"My dreams are progressing every day as every day I’m one step farther into becoming a new man, a man in new business and a man of new character," Abrams said. "My dreams and goals for the shop are just to succeed in an all-around aspect so I can help my customers, friends, and family succeed around me, too. I really would like for the business to succeed. It took a lot of community members to get this far, and a lot of trust, so there’s no going back now all I can say now is 'Hi. My name is Isaac Abrams. How may I help you and be at your service.'"
The fire, he said later, was a momentary setback, but just financially, not "mentally or spiritually, and tomorrow is a new day with lots of potential."
Abrams is getting the chance to pursue his dreams because the person who took a dim view of the young man's future in 2018 is now persuaded that he deserves a shot at building something better for himself.
On Wednesday, after Robinson, Rarick, and Abrams all spoke, Judge Cianfrini said she needed a few minutes to research something and adjourned the court.
When she returned from chambers, she asked Abrams whether, if given the opportunity to go through Mental Health Court -- which would mean no prison time if he successfully completes the program -- would he commit himself to follow through and do what he needed to do.
A beaming Abrams said he would. He turned around so he was speaking to the whole court and said, "if anybody was here and saw me here before, I'm a changed man. I promise you I'm not the same person you saw here before."
Cianfrini explained that Abrams will be screened for Mental Health Court to ensure he's a good candidate for the program, and once the screening is done, she can place him in the program.
Embracing what Abrams said about being an example to younger people on the reservation, she told him he had a chance to show a younger generation that the justice system is a place to "get help and rehabilitation and that it's not just for punishment."
Robinson told Cianfrini that he wanted to place on the record his objection to giving Abrams an opportunity to go to Mental Health Court.
Inside his new shop on Thursday, Abrams was nothing but grateful to Cianfrini.
"She honestly changed my life around.

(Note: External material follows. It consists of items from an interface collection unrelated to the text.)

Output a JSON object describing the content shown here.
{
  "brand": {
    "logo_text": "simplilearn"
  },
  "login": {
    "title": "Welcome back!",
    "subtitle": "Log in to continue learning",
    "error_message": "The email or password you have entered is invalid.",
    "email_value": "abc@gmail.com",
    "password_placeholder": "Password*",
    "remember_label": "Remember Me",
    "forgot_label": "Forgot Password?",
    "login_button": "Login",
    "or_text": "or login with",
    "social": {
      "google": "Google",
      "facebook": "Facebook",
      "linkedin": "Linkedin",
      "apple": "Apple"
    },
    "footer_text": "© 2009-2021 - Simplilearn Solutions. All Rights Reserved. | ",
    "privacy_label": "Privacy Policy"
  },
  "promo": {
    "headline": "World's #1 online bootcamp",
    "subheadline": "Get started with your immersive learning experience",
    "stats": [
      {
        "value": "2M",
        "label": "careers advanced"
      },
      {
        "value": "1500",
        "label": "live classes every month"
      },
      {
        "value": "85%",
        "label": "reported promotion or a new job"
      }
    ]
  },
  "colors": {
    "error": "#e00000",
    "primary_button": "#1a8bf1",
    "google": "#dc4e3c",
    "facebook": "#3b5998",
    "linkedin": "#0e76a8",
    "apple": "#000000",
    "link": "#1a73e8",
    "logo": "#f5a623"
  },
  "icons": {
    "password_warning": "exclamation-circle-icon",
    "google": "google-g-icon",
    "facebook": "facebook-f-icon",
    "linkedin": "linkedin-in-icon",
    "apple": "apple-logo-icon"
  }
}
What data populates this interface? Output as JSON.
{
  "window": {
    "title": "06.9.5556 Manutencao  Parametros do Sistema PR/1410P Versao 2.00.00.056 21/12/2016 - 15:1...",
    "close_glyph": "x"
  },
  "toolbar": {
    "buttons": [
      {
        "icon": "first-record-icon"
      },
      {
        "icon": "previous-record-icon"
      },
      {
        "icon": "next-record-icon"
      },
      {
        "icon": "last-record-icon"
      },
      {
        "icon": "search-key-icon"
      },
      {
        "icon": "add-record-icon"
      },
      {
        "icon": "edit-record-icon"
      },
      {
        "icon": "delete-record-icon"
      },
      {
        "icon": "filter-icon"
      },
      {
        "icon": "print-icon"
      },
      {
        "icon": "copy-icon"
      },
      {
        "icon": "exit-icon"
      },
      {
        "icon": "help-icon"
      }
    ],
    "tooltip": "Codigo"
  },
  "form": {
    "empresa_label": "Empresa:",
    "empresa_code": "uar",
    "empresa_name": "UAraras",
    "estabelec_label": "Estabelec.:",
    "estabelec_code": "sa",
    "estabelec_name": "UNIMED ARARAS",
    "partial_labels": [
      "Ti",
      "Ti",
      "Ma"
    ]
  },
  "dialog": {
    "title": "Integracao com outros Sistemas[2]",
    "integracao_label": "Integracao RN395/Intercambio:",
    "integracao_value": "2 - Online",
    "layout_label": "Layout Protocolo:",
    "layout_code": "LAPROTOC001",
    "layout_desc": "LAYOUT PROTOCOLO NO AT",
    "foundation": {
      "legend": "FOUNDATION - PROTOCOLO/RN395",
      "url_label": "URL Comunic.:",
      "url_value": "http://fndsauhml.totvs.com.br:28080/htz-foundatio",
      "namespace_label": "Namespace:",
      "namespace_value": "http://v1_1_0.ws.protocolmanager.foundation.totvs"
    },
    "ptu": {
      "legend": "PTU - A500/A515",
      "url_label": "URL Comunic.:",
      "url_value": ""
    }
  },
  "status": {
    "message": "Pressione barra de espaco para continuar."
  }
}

I thank her for helping me. She did a lot. Honestly, I wouldn't be here in these shoes. I wouldn't be free today," he said. "I wouldn't be thinking clearly. I would have done none of that. I would have nothing. I'd probably still be that broken little shit."
Photos by Howard Owens. Top photo, Isaac Abrams outside his new smokeshop. Inset photo, file photo of Melissa Cianfrini in 2018 at a press conference on an unrelated case.